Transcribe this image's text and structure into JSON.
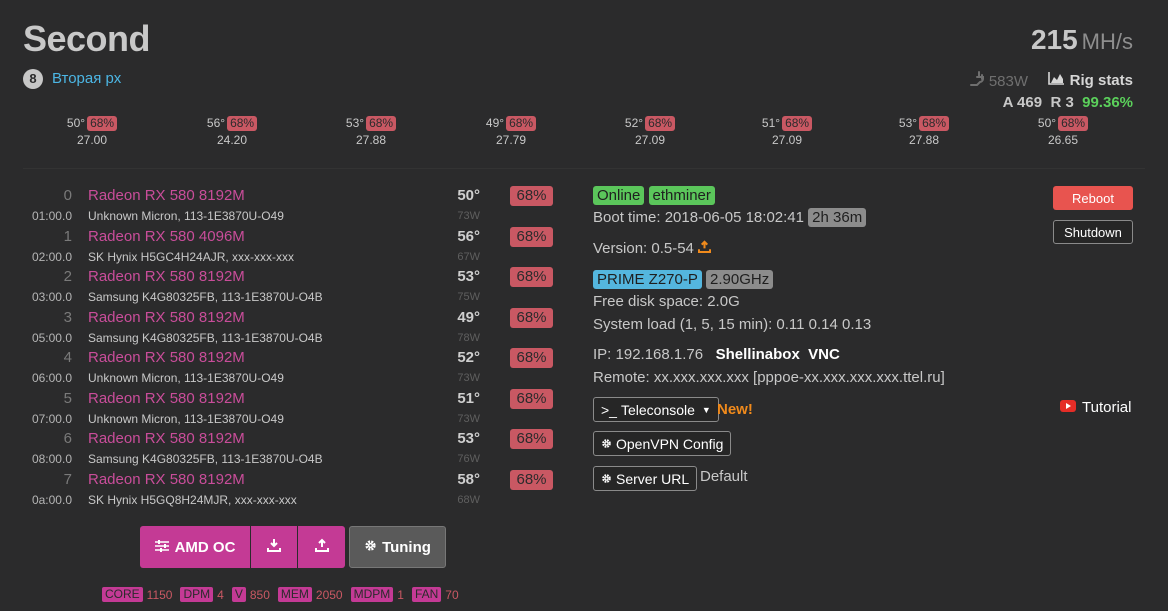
{
  "header": {
    "rig_title": "Second",
    "rig_id": "8",
    "rig_group": "Вторая рх",
    "hashrate_value": "215",
    "hashrate_unit": "MH/s",
    "power": "583W",
    "rig_stats_label": "Rig stats",
    "shares_accepted": "A 469",
    "shares_rejected": "R 3",
    "shares_pct": "99.36%"
  },
  "summary": [
    {
      "temp": "50°",
      "fan": "68%",
      "hashrate": "27.00"
    },
    {
      "temp": "56°",
      "fan": "68%",
      "hashrate": "24.20"
    },
    {
      "temp": "53°",
      "fan": "68%",
      "hashrate": "27.88"
    },
    {
      "temp": "49°",
      "fan": "68%",
      "hashrate": "27.79"
    },
    {
      "temp": "52°",
      "fan": "68%",
      "hashrate": "27.09"
    },
    {
      "temp": "51°",
      "fan": "68%",
      "hashrate": "27.09"
    },
    {
      "temp": "53°",
      "fan": "68%",
      "hashrate": "27.88"
    },
    {
      "temp": "50°",
      "fan": "68%",
      "hashrate": "26.65"
    }
  ],
  "gpus": [
    {
      "idx": "0",
      "name": "Radeon RX 580 8192M",
      "bus": "01:00.0",
      "mem": "Unknown Micron, 113-1E3870U-O49",
      "temp": "50°",
      "watt": "73W",
      "fan": "68%"
    },
    {
      "idx": "1",
      "name": "Radeon RX 580 4096M",
      "bus": "02:00.0",
      "mem": "SK Hynix H5GC4H24AJR, xxx-xxx-xxx",
      "temp": "56°",
      "watt": "67W",
      "fan": "68%"
    },
    {
      "idx": "2",
      "name": "Radeon RX 580 8192M",
      "bus": "03:00.0",
      "mem": "Samsung K4G80325FB, 113-1E3870U-O4B",
      "temp": "53°",
      "watt": "75W",
      "fan": "68%"
    },
    {
      "idx": "3",
      "name": "Radeon RX 580 8192M",
      "bus": "05:00.0",
      "mem": "Samsung K4G80325FB, 113-1E3870U-O4B",
      "temp": "49°",
      "watt": "78W",
      "fan": "68%"
    },
    {
      "idx": "4",
      "name": "Radeon RX 580 8192M",
      "bus": "06:00.0",
      "mem": "Unknown Micron, 113-1E3870U-O49",
      "temp": "52°",
      "watt": "73W",
      "fan": "68%"
    },
    {
      "idx": "5",
      "name": "Radeon RX 580 8192M",
      "bus": "07:00.0",
      "mem": "Unknown Micron, 113-1E3870U-O49",
      "temp": "51°",
      "watt": "73W",
      "fan": "68%"
    },
    {
      "idx": "6",
      "name": "Radeon RX 580 8192M",
      "bus": "08:00.0",
      "mem": "Samsung K4G80325FB, 113-1E3870U-O4B",
      "temp": "53°",
      "watt": "76W",
      "fan": "68%"
    },
    {
      "idx": "7",
      "name": "Radeon RX 580 8192M",
      "bus": "0a:00.0",
      "mem": "SK Hynix H5GQ8H24MJR, xxx-xxx-xxx",
      "temp": "58°",
      "watt": "68W",
      "fan": "68%"
    }
  ],
  "oc": {
    "amd_oc_label": "AMD OC",
    "tuning_label": "Tuning",
    "core_label": "CORE",
    "core_value": "1150",
    "dpm_label": "DPM",
    "dpm_value": "4",
    "v_label": "V",
    "v_value": "850",
    "mem_label": "MEM",
    "mem_value": "2050",
    "mdpm_label": "MDPM",
    "mdpm_value": "1",
    "fan_label": "FAN",
    "fan_value": "70"
  },
  "info": {
    "status": "Online",
    "miner": "ethminer",
    "boot_time": "Boot time: 2018-06-05 18:02:41",
    "uptime": "2h 36m",
    "version": "Version: 0.5-54",
    "motherboard": "PRIME Z270-P",
    "cpu_freq": "2.90GHz",
    "disk": "Free disk space: 2.0G",
    "load": "System load (1, 5, 15 min): 0.11 0.14 0.13",
    "ip": "IP: 192.168.1.76",
    "shellinabox": "Shellinabox",
    "vnc": "VNC",
    "remote": "Remote: xx.xxx.xxx.xxx [pppoe-xx.xxx.xxx.xxx.ttel.ru]",
    "teleconsole_label": "Teleconsole",
    "new_label": "New!",
    "openvpn_label": "OpenVPN Config",
    "server_url_label": "Server URL",
    "server_url_value": "Default",
    "reboot_label": "Reboot",
    "shutdown_label": "Shutdown",
    "tutorial_label": "Tutorial"
  },
  "colors": {
    "accent_pink": "#c43a95",
    "gpu_name": "#c94d9a",
    "fan_badge": "#c95863",
    "online_green": "#5bc65b",
    "reboot_red": "#e8544f",
    "link_blue": "#4cb6e4"
  }
}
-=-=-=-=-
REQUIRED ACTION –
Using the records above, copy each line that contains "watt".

YOUR RESPONSE –
      "watt": "73W",
      "watt": "67W",
      "watt": "75W",
      "watt": "78W",
      "watt": "73W",
      "watt": "73W",
      "watt": "76W",
      "watt": "68W",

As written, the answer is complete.